“This is a tough one. I expect he wouldn’t give me the time of day, nor would he give a crap about what I have to say, but if I could get one sentence out, it would be, ‘Please don’t get us all killed.’”

What do you hope this will accomplish for future generations of women?

“I was the beneficiary of women that marched before me for any number of causes. My grandmother was a feminist back in the 1920s. But this march isn’t about just women’s issues. There are plenty of groups of people who want simply to enjoy the same privileges that straight, white, Protestant, wealthy men have enjoyed since the dawn of our country. I want younger women, as well as any other group of people whose rights are now in jeopardy, to be the beneficiary of work I am doing and will do. We’ve fought too hard for the last 100 plus years to have all the gains — or any of the gains — wiped out by a tyrant and his band of merry men in Congress.”

Maya Asher, 31, mental and behavioral health therapist and poet

Why are you going?

“I am going because I couldn’t stop thinking about being in D.C. I thought about my nieces and my mother, grandmother, and great-grandmother, and all the work generations before me had done as well as all the work needed going forward. Everything in my bones pulled me in this direction. ... I want to model for my nieces empowerment and solidarity (fighting for morals and ethics especially with how others are treated) even when faced with such hateful and willful ignorance.”

What would you say to Trump if you were to meet him face to face?

“When you reach the end of your life / get to the other side (whatever afterlife you believe in) and you realize you can’t take fame, power, or money with you ... will you still think it was worth it? Will you feel your life contributed to those you leave behind?”

What do you hope this will accomplish for future generations of women?

“It will show our solidarity and our ability to rise up against oppression, power, greed, hate, and absolute social regression. Many people would throw their hands up and surrender and we will not. Even if we are not this time successful — I’d rather fight for this cause to set an example of what’s important and what is really worth fighting for rather then be complacent”

Nancy Avery, 51, retired fire captain

Why are you going?

“I bought my ticket three days after the election to settle my stomach. My immediate reaction was fight and flight! Fly to D.C and fight for the rights of my children, family and everyone’s future. I need to go to the capital and make a presence, be a voice and tell anyone and everyone that we as a country must not retreat. We must continue to push forward for women’s/family issues and rights. That human equality is a must and that racism will not be tolerated. I was taught that actions speak louder than words and that I needed to ‘show up!’ I can make a difference. We all can.”

What would you say to Trump if you were to meet him face to face?

“If I had a word with DT, I would just say, ‘I oppose you and am willing to take you on.’”

What do you hope this will accomplish for future generations of women?

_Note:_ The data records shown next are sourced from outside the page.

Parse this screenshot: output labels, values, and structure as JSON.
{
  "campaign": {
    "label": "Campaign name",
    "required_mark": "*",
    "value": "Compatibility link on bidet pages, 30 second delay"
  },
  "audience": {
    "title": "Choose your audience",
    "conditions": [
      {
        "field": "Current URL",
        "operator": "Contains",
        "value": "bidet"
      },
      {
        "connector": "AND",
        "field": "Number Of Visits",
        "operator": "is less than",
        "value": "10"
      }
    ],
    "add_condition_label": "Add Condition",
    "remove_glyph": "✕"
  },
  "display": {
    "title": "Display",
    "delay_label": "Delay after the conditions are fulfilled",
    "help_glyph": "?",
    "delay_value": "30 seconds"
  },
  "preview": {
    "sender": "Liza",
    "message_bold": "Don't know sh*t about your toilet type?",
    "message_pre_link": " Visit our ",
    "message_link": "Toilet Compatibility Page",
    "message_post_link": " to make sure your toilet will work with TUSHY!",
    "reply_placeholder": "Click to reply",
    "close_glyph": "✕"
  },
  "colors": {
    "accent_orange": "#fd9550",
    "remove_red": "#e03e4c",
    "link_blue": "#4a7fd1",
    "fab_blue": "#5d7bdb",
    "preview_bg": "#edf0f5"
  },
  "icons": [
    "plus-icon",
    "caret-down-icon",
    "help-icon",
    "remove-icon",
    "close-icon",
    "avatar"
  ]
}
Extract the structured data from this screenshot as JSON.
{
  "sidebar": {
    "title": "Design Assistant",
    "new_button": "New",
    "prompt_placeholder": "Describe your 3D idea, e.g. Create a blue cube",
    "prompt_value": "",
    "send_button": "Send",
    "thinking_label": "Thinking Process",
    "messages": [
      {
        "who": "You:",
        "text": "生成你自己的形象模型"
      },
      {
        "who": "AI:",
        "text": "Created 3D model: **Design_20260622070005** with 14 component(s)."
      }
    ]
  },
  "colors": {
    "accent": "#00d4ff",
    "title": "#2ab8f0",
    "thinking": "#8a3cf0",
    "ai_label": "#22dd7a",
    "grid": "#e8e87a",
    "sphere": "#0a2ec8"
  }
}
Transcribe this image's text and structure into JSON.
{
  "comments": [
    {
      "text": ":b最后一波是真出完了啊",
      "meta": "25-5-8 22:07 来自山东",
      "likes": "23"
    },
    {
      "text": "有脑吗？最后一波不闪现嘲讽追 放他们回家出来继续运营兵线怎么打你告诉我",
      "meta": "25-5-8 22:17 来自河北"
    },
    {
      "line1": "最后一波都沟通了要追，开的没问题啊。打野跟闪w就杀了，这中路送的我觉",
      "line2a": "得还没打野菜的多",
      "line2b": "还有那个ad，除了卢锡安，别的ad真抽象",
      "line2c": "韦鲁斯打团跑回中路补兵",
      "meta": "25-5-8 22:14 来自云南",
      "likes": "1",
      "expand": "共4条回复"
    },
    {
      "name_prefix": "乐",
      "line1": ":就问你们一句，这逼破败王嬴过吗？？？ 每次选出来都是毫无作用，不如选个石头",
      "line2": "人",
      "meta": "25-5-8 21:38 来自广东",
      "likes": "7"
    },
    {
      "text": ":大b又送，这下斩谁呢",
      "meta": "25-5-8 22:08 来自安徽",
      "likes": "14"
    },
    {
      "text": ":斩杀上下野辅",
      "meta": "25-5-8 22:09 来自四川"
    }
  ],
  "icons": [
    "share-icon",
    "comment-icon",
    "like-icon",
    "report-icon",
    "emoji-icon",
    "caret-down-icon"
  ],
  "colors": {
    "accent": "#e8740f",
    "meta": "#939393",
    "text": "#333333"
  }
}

“What we will accomplish by marching in D.C. and all marches being held across the country and the world is to show unity. It shows that by investing money, time and hard work in a cause, that change can be made. By thousands, no hundreds of thousands marching on the 21st of Jan., show DT and the votes in government that we are watching, taking notes and putting on our gloves. We are here to fight for our democracy and willing to risk it all. Then we are going back to our homes and communities to protect our neighbors from the vile hatred that has reared its ugly head.”

These interviews were conducted by Arizona Daily Star reporter Angela Pittenger.